What to work on:
Retype the data below verbatim; pictures do not belong in the copy.

(Web page and app entries)
..........

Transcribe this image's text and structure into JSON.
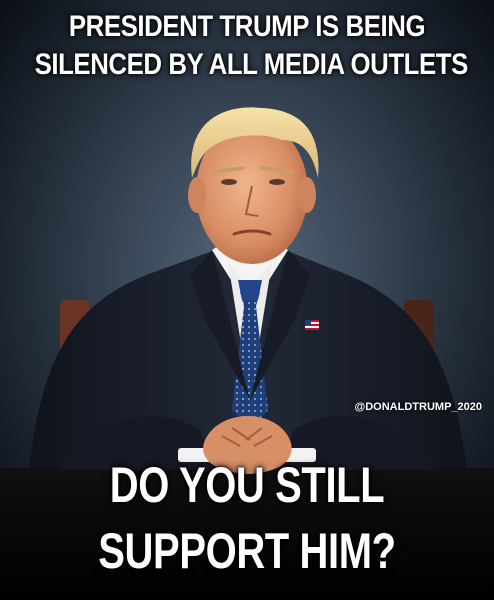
{
  "meme": {
    "top_caption": {
      "line1": "PRESIDENT TRUMP IS BEING",
      "line2": "SILENCED BY ALL MEDIA OUTLETS"
    },
    "watermark": "@DONALDTRUMP_2020",
    "bottom_caption": {
      "line1": "DO YOU STILL",
      "line2": "SUPPORT HIM?"
    }
  },
  "icons": {
    "lapel_pin": "american-flag-icon"
  },
  "colors": {
    "background": "#000000",
    "backdrop": "#3a4a5c",
    "suit": "#1a1f2b",
    "tie": "#1f3f7a",
    "caption_text": "#ffffff"
  }
}
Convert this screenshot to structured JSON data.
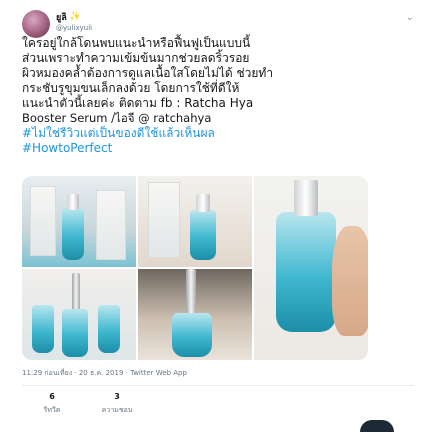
{
  "author": {
    "name": "ยูลิ",
    "emoji": "✨",
    "handle": "@yulixyuli",
    "avatar_icon": "avatar-icon"
  },
  "tweet": {
    "lines": [
      "ใครอยู่ใกล้โดนพบแนะนำหรือฟื้นฟูเป็นแบบนี้",
      "ส่วนเพราะทำความเข้มข้นมากช่วยลดริ้วรอย",
      "ผิวหมองคล้ำต้องการดูแลเนื้อใสโดยไม่ได้ ช่วยทำ",
      "กระชับรูขุมขนเล็กลงด้วย โดยการใช้ที่ดีให้",
      "แนะนำตัวนี้เลยค่ะ ติดตาม fb : Ratcha Hya",
      "Booster Serum /ไอจี @ ratchahya",
      "#ไม่ใช่รีวิวแต่เป็นของดีใช้แล้วเห็นผล",
      "#HowtoPerfect"
    ],
    "hashtag_color": "#1b95e0"
  },
  "timestamp": "11:29 ก่อนเที่ยง · 20 ธ.ค. 2019 · Twitter Web App",
  "stats": [
    {
      "count": "6",
      "label": "รีทวีต"
    },
    {
      "count": "3",
      "label": "ความชอบ"
    }
  ],
  "colors": {
    "text": "#14171a",
    "muted": "#657786",
    "accent": "#1b95e0"
  }
}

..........

Solution to this problem:
Transcribe this image's text and structure into JSON.
{
  "meme": {
    "top_caption": {
      "line1": "PRESIDENT TRUMP IS BEING",
      "line2": "SILENCED BY ALL MEDIA OUTLETS"
    },
    "watermark": "@DONALDTRUMP_2020",
    "bottom_caption": {
      "line1": "DO YOU STILL",
      "line2": "SUPPORT HIM?"
    }
  },
  "icons": {
    "lapel_pin": "american-flag-icon"
  },
  "colors": {
    "background": "#000000",
    "backdrop": "#3a4a5c",
    "suit": "#1a1f2b",
    "tie": "#1f3f7a",
    "caption_text": "#ffffff"
  }
}
Convert this screenshot to structured JSON data.
{
  "author": {
    "name": "ยูลิ",
    "emoji": "✨",
    "handle": "@yulixyuli",
    "avatar_icon": "avatar-icon"
  },
  "tweet": {
    "lines": [
      "ใครอยู่ใกล้โดนพบแนะนำหรือฟื้นฟูเป็นแบบนี้",
      "ส่วนเพราะทำความเข้มข้นมากช่วยลดริ้วรอย",
      "ผิวหมองคล้ำต้องการดูแลเนื้อใสโดยไม่ได้ ช่วยทำ",
      "กระชับรูขุมขนเล็กลงด้วย โดยการใช้ที่ดีให้",
      "แนะนำตัวนี้เลยค่ะ ติดตาม fb : Ratcha Hya",
      "Booster Serum /ไอจี @ ratchahya",
      "#ไม่ใช่รีวิวแต่เป็นของดีใช้แล้วเห็นผล",
      "#HowtoPerfect"
    ],
    "hashtag_color": "#1b95e0"
  },
  "timestamp": "11:29 ก่อนเที่ยง · 20 ธ.ค. 2019 · Twitter Web App",
  "stats": [
    {
      "count": "6",
      "label": "รีทวีต"
    },
    {
      "count": "3",
      "label": "ความชอบ"
    }
  ],
  "colors": {
    "text": "#14171a",
    "muted": "#657786",
    "accent": "#1b95e0"
  }
}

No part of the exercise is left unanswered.